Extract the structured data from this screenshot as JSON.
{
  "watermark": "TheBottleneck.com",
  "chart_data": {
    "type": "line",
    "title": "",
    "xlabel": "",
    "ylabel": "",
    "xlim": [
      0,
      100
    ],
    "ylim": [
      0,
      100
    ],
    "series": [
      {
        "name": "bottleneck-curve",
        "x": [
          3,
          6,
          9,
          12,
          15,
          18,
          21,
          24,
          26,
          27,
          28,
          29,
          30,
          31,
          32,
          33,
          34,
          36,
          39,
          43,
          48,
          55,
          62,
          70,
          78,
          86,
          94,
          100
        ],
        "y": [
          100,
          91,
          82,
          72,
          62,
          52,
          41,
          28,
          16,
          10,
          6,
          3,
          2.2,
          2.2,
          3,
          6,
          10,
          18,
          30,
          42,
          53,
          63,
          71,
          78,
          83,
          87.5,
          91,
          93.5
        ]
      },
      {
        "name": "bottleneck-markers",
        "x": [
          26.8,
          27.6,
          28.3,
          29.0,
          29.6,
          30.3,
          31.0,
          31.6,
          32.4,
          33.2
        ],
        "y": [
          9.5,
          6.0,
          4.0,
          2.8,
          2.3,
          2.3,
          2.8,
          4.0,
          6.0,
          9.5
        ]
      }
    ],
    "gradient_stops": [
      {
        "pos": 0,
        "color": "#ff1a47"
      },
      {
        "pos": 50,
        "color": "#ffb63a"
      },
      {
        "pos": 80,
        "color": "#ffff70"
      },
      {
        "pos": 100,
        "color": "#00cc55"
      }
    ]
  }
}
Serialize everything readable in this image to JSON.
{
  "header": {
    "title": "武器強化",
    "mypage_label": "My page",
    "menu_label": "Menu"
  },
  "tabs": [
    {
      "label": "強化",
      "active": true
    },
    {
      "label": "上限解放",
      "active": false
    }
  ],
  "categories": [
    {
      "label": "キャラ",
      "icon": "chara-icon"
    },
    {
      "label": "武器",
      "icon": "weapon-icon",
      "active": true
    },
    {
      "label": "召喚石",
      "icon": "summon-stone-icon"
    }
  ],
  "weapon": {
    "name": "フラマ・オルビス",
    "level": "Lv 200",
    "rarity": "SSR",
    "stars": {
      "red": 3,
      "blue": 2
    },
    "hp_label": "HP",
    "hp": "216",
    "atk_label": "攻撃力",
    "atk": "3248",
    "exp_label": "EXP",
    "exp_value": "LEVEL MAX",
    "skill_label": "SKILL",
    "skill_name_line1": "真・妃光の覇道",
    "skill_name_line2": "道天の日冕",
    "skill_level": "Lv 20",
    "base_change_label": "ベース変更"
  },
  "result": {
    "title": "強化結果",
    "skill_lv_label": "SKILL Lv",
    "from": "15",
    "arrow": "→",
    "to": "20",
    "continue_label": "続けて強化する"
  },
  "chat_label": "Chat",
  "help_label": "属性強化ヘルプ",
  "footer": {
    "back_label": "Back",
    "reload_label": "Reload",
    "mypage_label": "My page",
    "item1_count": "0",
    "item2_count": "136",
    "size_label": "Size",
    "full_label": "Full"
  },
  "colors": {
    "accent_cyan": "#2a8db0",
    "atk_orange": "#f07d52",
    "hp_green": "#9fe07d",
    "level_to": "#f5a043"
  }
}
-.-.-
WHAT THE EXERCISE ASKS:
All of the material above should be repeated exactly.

RESPONSE BOX:
Extract the structured data from this screenshot as JSON.
{
  "watermark": "TheBottleneck.com",
  "chart_data": {
    "type": "line",
    "title": "",
    "xlabel": "",
    "ylabel": "",
    "xlim": [
      0,
      100
    ],
    "ylim": [
      0,
      100
    ],
    "series": [
      {
        "name": "bottleneck-curve",
        "x": [
          3,
          6,
          9,
          12,
          15,
          18,
          21,
          24,
          26,
          27,
          28,
          29,
          30,
          31,
          32,
          33,
          34,
          36,
          39,
          43,
          48,
          55,
          62,
          70,
          78,
          86,
          94,
          100
        ],
        "y": [
          100,
          91,
          82,
          72,
          62,
          52,
          41,
          28,
          16,
          10,
          6,
          3,
          2.2,
          2.2,
          3,
          6,
          10,
          18,
          30,
          42,
          53,
          63,
          71,
          78,
          83,
          87.5,
          91,
          93.5
        ]
      },
      {
        "name": "bottleneck-markers",
        "x": [
          26.8,
          27.6,
          28.3,
          29.0,
          29.6,
          30.3,
          31.0,
          31.6,
          32.4,
          33.2
        ],
        "y": [
          9.5,
          6.0,
          4.0,
          2.8,
          2.3,
          2.3,
          2.8,
          4.0,
          6.0,
          9.5
        ]
      }
    ],
    "gradient_stops": [
      {
        "pos": 0,
        "color": "#ff1a47"
      },
      {
        "pos": 50,
        "color": "#ffb63a"
      },
      {
        "pos": 80,
        "color": "#ffff70"
      },
      {
        "pos": 100,
        "color": "#00cc55"
      }
    ]
  }
}
Serialize everything readable in this image to JSON.
{
  "header": {
    "title": "武器強化",
    "mypage_label": "My page",
    "menu_label": "Menu"
  },
  "tabs": [
    {
      "label": "強化",
      "active": true
    },
    {
      "label": "上限解放",
      "active": false
    }
  ],
  "categories": [
    {
      "label": "キャラ",
      "icon": "chara-icon"
    },
    {
      "label": "武器",
      "icon": "weapon-icon",
      "active": true
    },
    {
      "label": "召喚石",
      "icon": "summon-stone-icon"
    }
  ],
  "weapon": {
    "name": "フラマ・オルビス",
    "level": "Lv 200",
    "rarity": "SSR",
    "stars": {
      "red": 3,
      "blue": 2
    },
    "hp_label": "HP",
    "hp": "216",
    "atk_label": "攻撃力",
    "atk": "3248",
    "exp_label": "EXP",
    "exp_value": "LEVEL MAX",
    "skill_label": "SKILL",
    "skill_name_line1": "真・妃光の覇道",
    "skill_name_line2": "道天の日冕",
    "skill_level": "Lv 20",
    "base_change_label": "ベース変更"
  },
  "result": {
    "title": "強化結果",
    "skill_lv_label": "SKILL Lv",
    "from": "15",
    "arrow": "→",
    "to": "20",
    "continue_label": "続けて強化する"
  },
  "chat_label": "Chat",
  "help_label": "属性強化ヘルプ",
  "footer": {
    "back_label": "Back",
    "reload_label": "Reload",
    "mypage_label": "My page",
    "item1_count": "0",
    "item2_count": "136",
    "size_label": "Size",
    "full_label": "Full"
  },
  "colors": {
    "accent_cyan": "#2a8db0",
    "atk_orange": "#f07d52",
    "hp_green": "#9fe07d",
    "level_to": "#f5a043"
  }
}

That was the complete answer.